CCRF Chair: Quebec’s Marois shows we need more religious education, not less

 On Sept. 12, 2001 — the day after New York City’s Twin Towers were hit — a Sikh friend of mine suffered an attack on his business.

The property was covered with swastikas and anti-religious slurs. Quite understandably, my friend was furious, hurt, and felt very vulnerable. What surprised me on that occasion was the reason for his anger. Despite the expense of the damage, he was most deeply incensed that the vandals had mistaken him for a terrorist, and — yes, he said it — for a Muslim.

In most places in the world, such simple facts are taken for granted. In places like India, almost everyone would know the difference between a Hindu, a Sikh, and a Muslim. The same could be said for most other countries.

Why is it then, that in North America questions about religious identity and the role of faith in history are often reduced to that which can be found in Holocaust films or episodes of Little Mosque on the Prairie?

According to Reg Bibby, a Canadian sociologist who studies religion, a majority of Canadians see their identity in spiritual terms. One would think that the formation of well-rounded, thinking citizens and future leaders would integrate such knowledge and experience into public school curriculum. Instead, in almost all cases, such discussions are either marginalized, stereotyped, or maligned.

The gaping hole in the religious knowledge and experience of Canadian students was driven home recently by Quebec politician Pauline Marois, leader of the separatist Parti Quebecois — a highly experienced and intelligent woman, who may well become premier of Quebec following next Tuesday’s Quebec election.

Marois recently introduced her latest nationalist brainchild, that a PQ government would introduce a ban on religious symbols (such as turbans, veils, kirpans, or a Star of David on a chain) in all provincial government workplaces. The one exception Marois made was the cross (or more specifically, the Roman Catholic crucifix), which she said was an exception because the cross is a symbol of Quebec culture, and not a religious symbol.

As an Orthodox Christian priest, I wear a cross every day — a big one. It’s not a national symbol: It’s very specifically a Christian symbol, just as a Star of David is a Jewish symbol, or an aum is used as a symbol of Hinduism. In a world where fewer and fewer people take an interest in getting to know strangers, such symbols immediately tell us something about someone — presuming we know what the symbols actually mean.

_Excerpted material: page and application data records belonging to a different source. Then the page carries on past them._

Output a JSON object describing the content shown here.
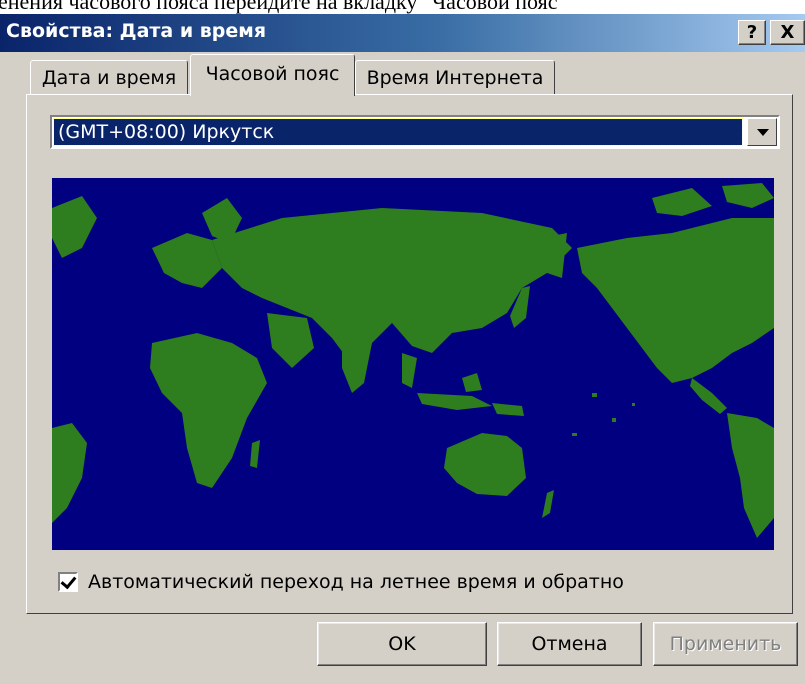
{
  "document_fragment": "енения часового пояса перейдите на вкладку \"Часовой пояс\"",
  "window": {
    "title": "Свойства: Дата и время",
    "help_label": "?",
    "close_label": "X"
  },
  "tabs": [
    {
      "label": "Дата и время",
      "active": false
    },
    {
      "label": "Часовой пояс",
      "active": true
    },
    {
      "label": "Время Интернета",
      "active": false
    }
  ],
  "timezone": {
    "selected": "(GMT+08:00) Иркутск"
  },
  "map": {
    "ocean_color": "#000080",
    "land_color": "#2e7d1e"
  },
  "dst_checkbox": {
    "label": "Автоматический переход на летнее время и обратно",
    "checked": true
  },
  "buttons": {
    "ok": "OK",
    "cancel": "Отмена",
    "apply": "Применить"
  }
}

There is a certain honesty about wearing religious symbols.

The trouble with Marois’ plan is she sets the cross aside as an acceptable religious symbol in a secular Quebec — since presumably the cross has no universal meaning for her, or for many Quebecers. But what happens when some future political leader decides that the cross is out, too? France recently passed such a law, under the pretense that the only way to keep government workplaces neutral was to implement a ban on the wearing of religious symbols. It, at least, seemed to satisfy a vocal minority whose narrow view of faith teaches that all religion is bad.

So what about constitutional freedoms for the majority of people? Presumably, a statesperson like Marois would follow the old dictum that if you want to make an omelette, you have to break a few eggs. After all, what are the rights of a few Muslims, Christians, or Jews, Marois might ask, when we have bigger principles at stake, like — well — freedom.

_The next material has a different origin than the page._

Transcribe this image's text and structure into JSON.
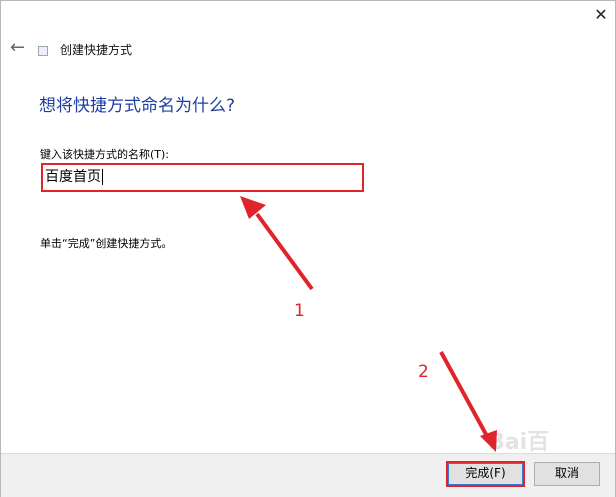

Marois has another problem: Quebec’s flag is full of Christian symbolism (the Cross, the fleur-de-lis, and the blue and white are all connected with the Virgin Mary). Quebec’s legislature is painted blue for the same reason. The original French version of the Canadian national anthem is explicitly religious, too, although perhaps Marois never learned Canada’s anthem.

If Marois hopes to build Quebec into a self-governing nation, she might start with herself as a first-rate example of the results of a second-rate education — education that is heavy on ideology, and light on the weightier questions that shape the history of the world.

And if she really believes in the principles of liberty, freedom, and democracy, she might start by learning something about the spiritual roots of her own culture, as well as other cultures.

As it stands, Marois is an outstanding example of the reason schools need to offer students many real opportunities to learn about the true life and beliefs of people of all faiths — not fewer.

As a former world religions teacher, I’d be happy to offer to teach Marois’ PQ caucus such a course. I’d consider it a service to my country. I’d do it for free.

Who knows — it might even be fun.

Maybe we could start with letting Marois in on the history of that cross on the Quebec flag.

Father Geoffrey Korz is a priest of the Orthodox Church, and Chair of the Canadian Council for Religious Freedom. Read the original article at–quebec-s-marois-shows-we-need-more-religious-education-not-less